= What is required =
Produce a faithful copy of every record below, without the pictures.

[Start of Attachment]

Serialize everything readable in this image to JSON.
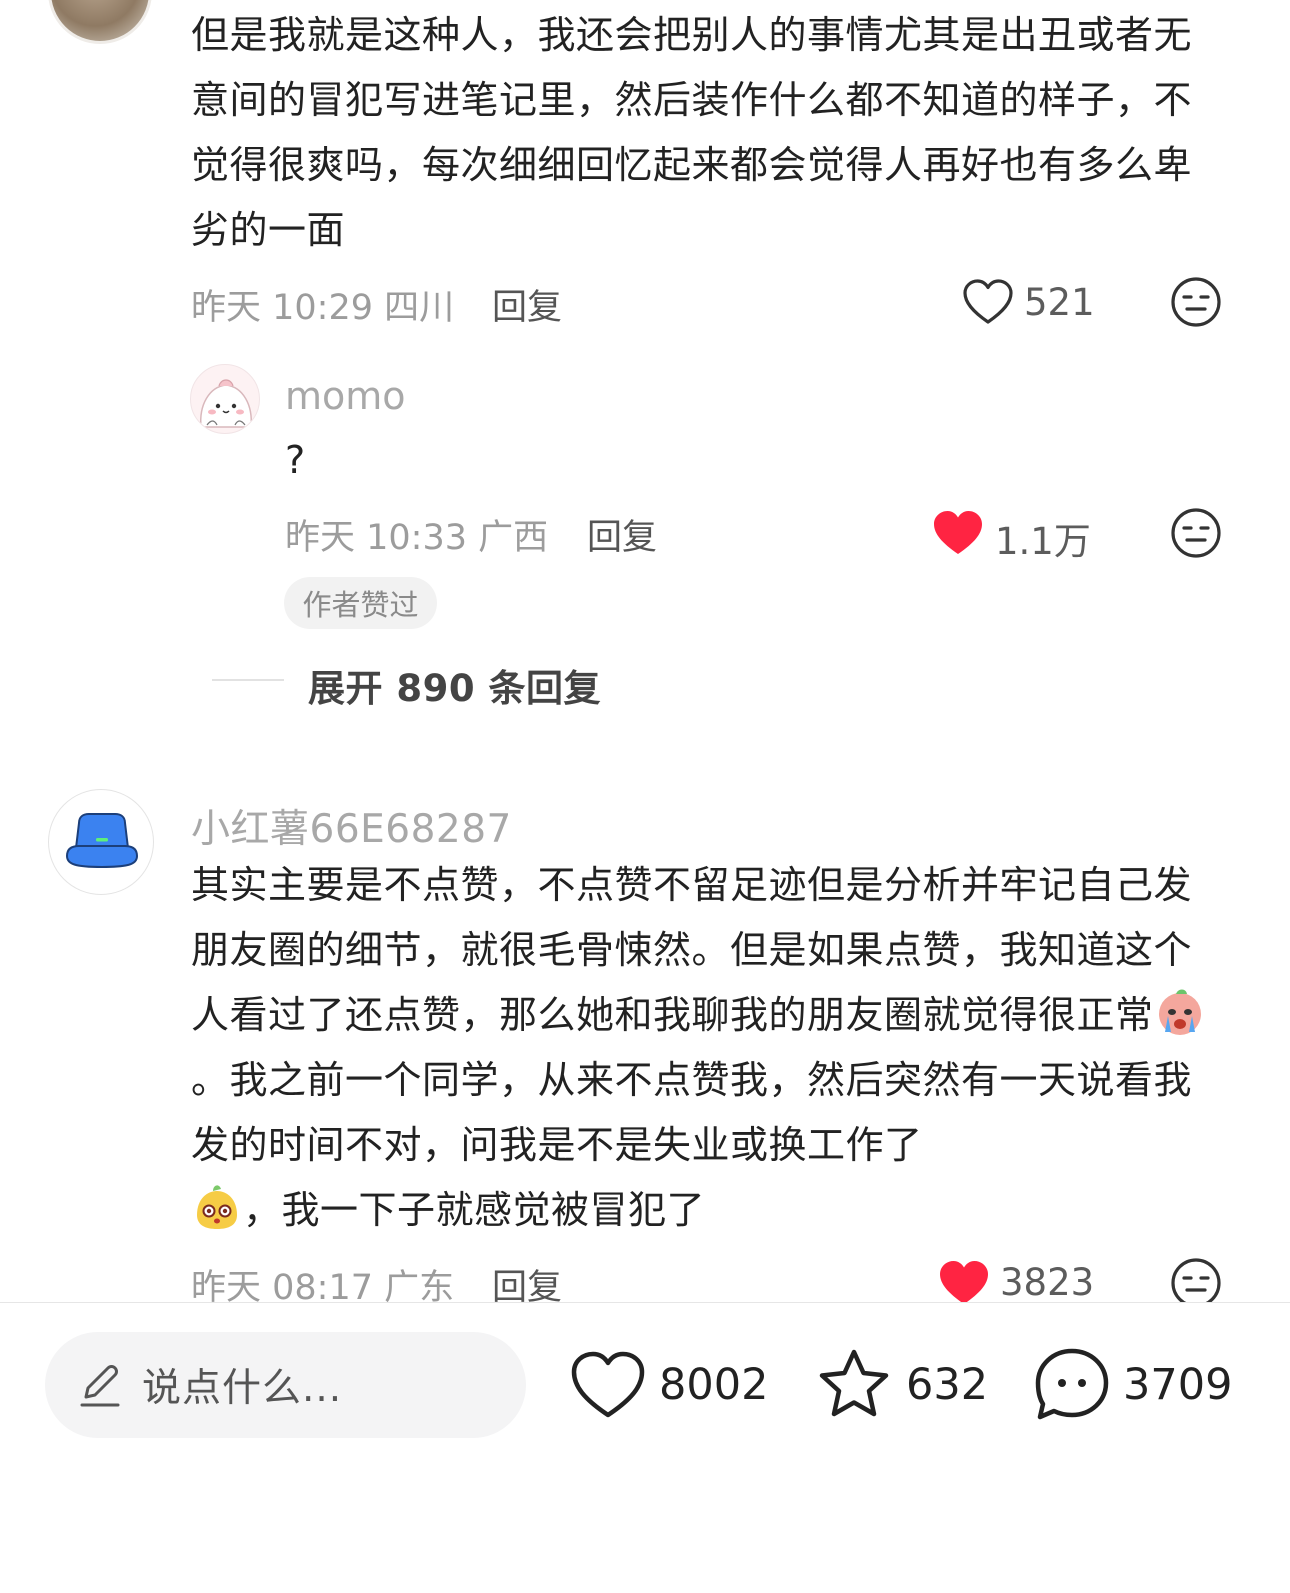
{
  "comments": [
    {
      "text": "但是我就是这种人，我还会把别人的事情尤其是出丑或者无意间的冒犯写进笔记里，然后装作什么都不知道的样子，不觉得很爽吗，每次细细回忆起来都会觉得人再好也有多么卑劣的一面",
      "time": "昨天 10:29",
      "location": "四川",
      "reply_label": "回复",
      "likes": "521",
      "liked": false,
      "sub_replies": [
        {
          "username": "momo",
          "text": "?",
          "time": "昨天 10:33",
          "location": "广西",
          "reply_label": "回复",
          "likes": "1.1万",
          "liked": true,
          "badge": "作者赞过"
        }
      ],
      "expand_label": "展开 890 条回复"
    },
    {
      "username": "小红薯66E68287",
      "text_part1": "其实主要是不点赞，不点赞不留足迹但是分析并牢记自己发朋友圈的细节，就很毛骨悚然。但是如果点赞，我知道这个人看过了还点赞，那么她和我聊我的朋友圈就觉得很正常",
      "text_part2": "。我之前一个同学，从来不点赞我，然后突然有一天说看我发的时间不对，问我是不是失业或换工作了",
      "text_part3": "，我一下子就感觉被冒犯了",
      "emojis": [
        "crying-face-emoji",
        "surprised-face-emoji"
      ],
      "time": "昨天 08:17",
      "location": "广东",
      "reply_label": "回复",
      "likes": "3823",
      "liked": true
    }
  ],
  "bottom_bar": {
    "input_placeholder": "说点什么...",
    "like_count": "8002",
    "collect_count": "632",
    "comment_count": "3709"
  },
  "colors": {
    "liked_heart": "#ff2442",
    "icon_stroke": "#333333",
    "meta_text": "#9c9c9c"
  }
}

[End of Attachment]

= Result of the task =
Serialize everything readable in this image to JSON.
{
  "comments": [
    {
      "text": "但是我就是这种人，我还会把别人的事情尤其是出丑或者无意间的冒犯写进笔记里，然后装作什么都不知道的样子，不觉得很爽吗，每次细细回忆起来都会觉得人再好也有多么卑劣的一面",
      "time": "昨天 10:29",
      "location": "四川",
      "reply_label": "回复",
      "likes": "521",
      "liked": false,
      "sub_replies": [
        {
          "username": "momo",
          "text": "?",
          "time": "昨天 10:33",
          "location": "广西",
          "reply_label": "回复",
          "likes": "1.1万",
          "liked": true,
          "badge": "作者赞过"
        }
      ],
      "expand_label": "展开 890 条回复"
    },
    {
      "username": "小红薯66E68287",
      "text_part1": "其实主要是不点赞，不点赞不留足迹但是分析并牢记自己发朋友圈的细节，就很毛骨悚然。但是如果点赞，我知道这个人看过了还点赞，那么她和我聊我的朋友圈就觉得很正常",
      "text_part2": "。我之前一个同学，从来不点赞我，然后突然有一天说看我发的时间不对，问我是不是失业或换工作了",
      "text_part3": "，我一下子就感觉被冒犯了",
      "emojis": [
        "crying-face-emoji",
        "surprised-face-emoji"
      ],
      "time": "昨天 08:17",
      "location": "广东",
      "reply_label": "回复",
      "likes": "3823",
      "liked": true
    }
  ],
  "bottom_bar": {
    "input_placeholder": "说点什么...",
    "like_count": "8002",
    "collect_count": "632",
    "comment_count": "3709"
  },
  "colors": {
    "liked_heart": "#ff2442",
    "icon_stroke": "#333333",
    "meta_text": "#9c9c9c"
  }
}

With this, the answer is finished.